Regarding bicycle thefts specifically, in 2008 and 2009 there was a strong decline in reported police bicycle thefts within England and Wales, with 104K bikes stolen compared to 111K in 2007 and then back up to 110K in 2010.

Crime in a recession - 2008 - 2009

In 2022, without being in a recession yet, we are seeing a slow down in the number of ‘police reported’ bicycle thefts as Stolen Ride predicted in the summer of 2021, but cycling numbers have also fallen considerably with fewer people using bikes as a mode of transport.

The National Travel Survey published on the 31st August 2022 revealed that “compared to 2020, average cycling trips decreased by 27% in 2021 to 15 trips per person, a figure which is 7% lower than 2019.”

The demand for new bikes has fallen in 2022, with the CEO of Trek recently mentioning to Bounce Cycles that “we are seeing a significant decline in demand for bicycles.”

Cheap money for business has ended

In the last two boom years you will have read about large business investments and even larger acquisitions in the cycling industry. Whilst this will always happen in good times and bad when it comes to great business ideas and companies, start-up funding has become harder to capture. We could see in the coming months, into April next year, scale back across large swathes of cycling businesses with an acknowledgement that their incoming revenue is likely to suffer with people looking to save money. The only caveat to that is the hope that more people will take to bikes and ditch their petrol guzzling cars.

More generally in business, the impact of challenging conditions are already landing with some business owners left with no choice but to shut their doors. There was a “13-year high in the three months to the end of June” of business closures, across England and Wales, as reported by The Guardian.

However, if certain existing businesses are scaling back or closing, it might be a fantastic opportunity for brand new businesses to lay solid foundations without the same level of competition.

Cycle insurance decline?

We recently asked the Stolen Ride community on Instagram, ‘compared to a year ago, which of the following are you more likely to do?’

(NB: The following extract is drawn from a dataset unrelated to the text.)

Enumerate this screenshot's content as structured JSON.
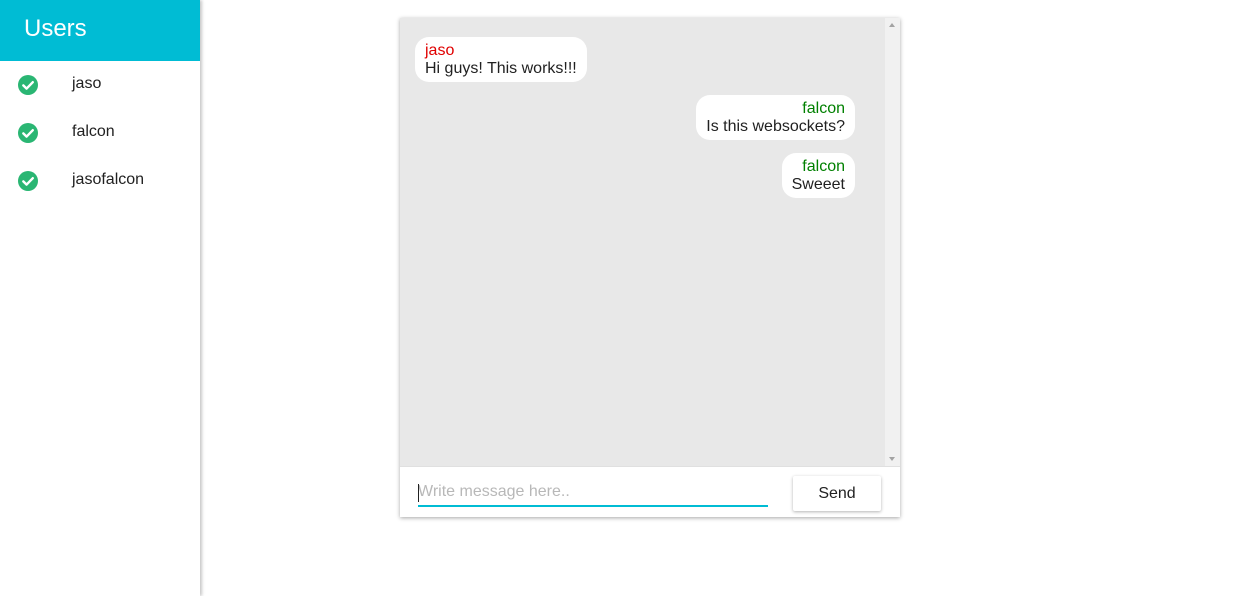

  1. Cancel your cycle insurance policy
  2. Shop around for cheaper cycle insurance
  3. Buy cycle insurance for the first time

Unsurprisingly, particularly among the Stolen Ride community, a large percentage (41%) are keen for peace of mind by taking out insurance.

But an even larger, 59%, are considering cancelling existing policies or shopping around for cheaper cycle insurance.

With insurance, it’s unfortunately common for people to cancel policies when there are recessions, as money-saving mode is activated. In 2009, for example, a significant number in the UK cancelled home insurance (as reported by LV and Sainsburys’ Bank at the time).


It’s clear that these are troubling times for all of us as we face an uncertain financial future. Whilst it’s positive news that bicycle thefts have fallen slightly this year, we would suggest thinking very carefully before cancelling any insurance policy as a means of cost saving.